Exact copy required. Repeat the records, but keep the pictures out.

BEGIN Information supplied

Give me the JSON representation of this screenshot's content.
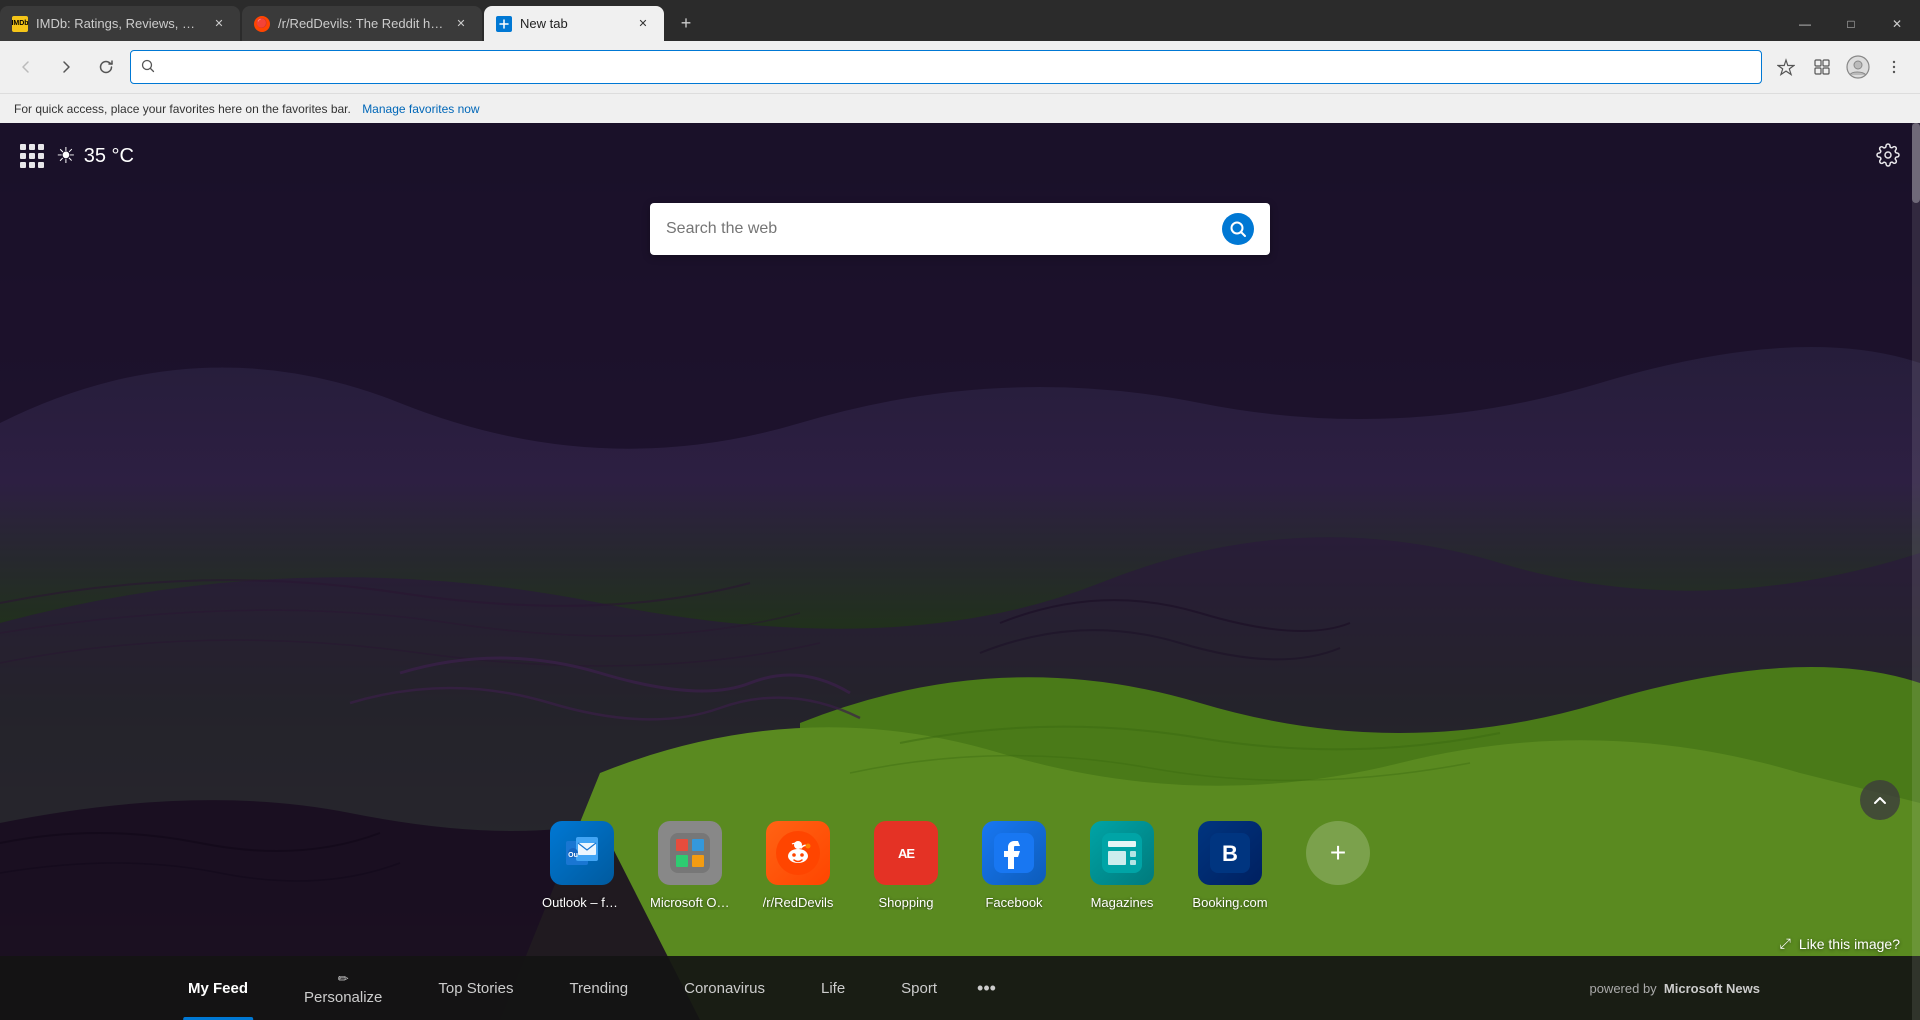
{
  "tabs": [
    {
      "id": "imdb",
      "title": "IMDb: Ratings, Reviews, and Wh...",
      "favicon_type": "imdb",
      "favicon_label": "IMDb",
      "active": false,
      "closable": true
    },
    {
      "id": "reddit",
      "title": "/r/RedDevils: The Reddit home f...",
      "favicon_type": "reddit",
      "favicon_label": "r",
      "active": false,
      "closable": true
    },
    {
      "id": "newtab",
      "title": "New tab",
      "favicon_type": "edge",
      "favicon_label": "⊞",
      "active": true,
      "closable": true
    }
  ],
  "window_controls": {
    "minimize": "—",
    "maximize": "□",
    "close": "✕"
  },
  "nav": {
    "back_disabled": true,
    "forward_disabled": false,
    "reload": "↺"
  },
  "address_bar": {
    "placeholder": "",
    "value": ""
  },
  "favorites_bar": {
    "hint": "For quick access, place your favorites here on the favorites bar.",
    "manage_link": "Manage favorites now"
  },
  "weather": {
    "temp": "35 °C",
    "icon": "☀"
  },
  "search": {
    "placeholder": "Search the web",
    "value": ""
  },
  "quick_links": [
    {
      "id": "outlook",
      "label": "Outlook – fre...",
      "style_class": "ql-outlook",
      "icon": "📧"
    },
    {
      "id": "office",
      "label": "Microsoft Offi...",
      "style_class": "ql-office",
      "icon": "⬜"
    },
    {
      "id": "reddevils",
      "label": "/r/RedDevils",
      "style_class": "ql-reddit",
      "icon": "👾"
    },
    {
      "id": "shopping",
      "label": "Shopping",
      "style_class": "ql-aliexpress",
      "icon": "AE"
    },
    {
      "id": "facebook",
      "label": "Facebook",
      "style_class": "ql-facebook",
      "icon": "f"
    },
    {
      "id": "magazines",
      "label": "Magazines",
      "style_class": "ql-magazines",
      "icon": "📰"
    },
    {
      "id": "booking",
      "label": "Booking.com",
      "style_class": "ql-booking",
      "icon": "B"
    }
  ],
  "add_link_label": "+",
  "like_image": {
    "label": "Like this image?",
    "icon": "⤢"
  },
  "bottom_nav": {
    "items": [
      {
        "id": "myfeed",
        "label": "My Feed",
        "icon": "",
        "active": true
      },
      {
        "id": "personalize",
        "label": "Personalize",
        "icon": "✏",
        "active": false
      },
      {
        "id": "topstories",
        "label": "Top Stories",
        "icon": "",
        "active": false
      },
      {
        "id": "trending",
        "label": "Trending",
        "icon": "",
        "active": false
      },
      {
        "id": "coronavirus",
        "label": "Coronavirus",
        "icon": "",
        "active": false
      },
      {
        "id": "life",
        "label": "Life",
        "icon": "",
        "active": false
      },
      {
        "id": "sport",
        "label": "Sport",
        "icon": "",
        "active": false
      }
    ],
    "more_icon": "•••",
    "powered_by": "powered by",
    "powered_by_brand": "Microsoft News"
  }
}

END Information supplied

- [Result]:
Give me the JSON representation of this screenshot's content.
{
  "tabs": [
    {
      "id": "imdb",
      "title": "IMDb: Ratings, Reviews, and Wh...",
      "favicon_type": "imdb",
      "favicon_label": "IMDb",
      "active": false,
      "closable": true
    },
    {
      "id": "reddit",
      "title": "/r/RedDevils: The Reddit home f...",
      "favicon_type": "reddit",
      "favicon_label": "r",
      "active": false,
      "closable": true
    },
    {
      "id": "newtab",
      "title": "New tab",
      "favicon_type": "edge",
      "favicon_label": "⊞",
      "active": true,
      "closable": true
    }
  ],
  "window_controls": {
    "minimize": "—",
    "maximize": "□",
    "close": "✕"
  },
  "nav": {
    "back_disabled": true,
    "forward_disabled": false,
    "reload": "↺"
  },
  "address_bar": {
    "placeholder": "",
    "value": ""
  },
  "favorites_bar": {
    "hint": "For quick access, place your favorites here on the favorites bar.",
    "manage_link": "Manage favorites now"
  },
  "weather": {
    "temp": "35 °C",
    "icon": "☀"
  },
  "search": {
    "placeholder": "Search the web",
    "value": ""
  },
  "quick_links": [
    {
      "id": "outlook",
      "label": "Outlook – fre...",
      "style_class": "ql-outlook",
      "icon": "📧"
    },
    {
      "id": "office",
      "label": "Microsoft Offi...",
      "style_class": "ql-office",
      "icon": "⬜"
    },
    {
      "id": "reddevils",
      "label": "/r/RedDevils",
      "style_class": "ql-reddit",
      "icon": "👾"
    },
    {
      "id": "shopping",
      "label": "Shopping",
      "style_class": "ql-aliexpress",
      "icon": "AE"
    },
    {
      "id": "facebook",
      "label": "Facebook",
      "style_class": "ql-facebook",
      "icon": "f"
    },
    {
      "id": "magazines",
      "label": "Magazines",
      "style_class": "ql-magazines",
      "icon": "📰"
    },
    {
      "id": "booking",
      "label": "Booking.com",
      "style_class": "ql-booking",
      "icon": "B"
    }
  ],
  "add_link_label": "+",
  "like_image": {
    "label": "Like this image?",
    "icon": "⤢"
  },
  "bottom_nav": {
    "items": [
      {
        "id": "myfeed",
        "label": "My Feed",
        "icon": "",
        "active": true
      },
      {
        "id": "personalize",
        "label": "Personalize",
        "icon": "✏",
        "active": false
      },
      {
        "id": "topstories",
        "label": "Top Stories",
        "icon": "",
        "active": false
      },
      {
        "id": "trending",
        "label": "Trending",
        "icon": "",
        "active": false
      },
      {
        "id": "coronavirus",
        "label": "Coronavirus",
        "icon": "",
        "active": false
      },
      {
        "id": "life",
        "label": "Life",
        "icon": "",
        "active": false
      },
      {
        "id": "sport",
        "label": "Sport",
        "icon": "",
        "active": false
      }
    ],
    "more_icon": "•••",
    "powered_by": "powered by",
    "powered_by_brand": "Microsoft News"
  }
}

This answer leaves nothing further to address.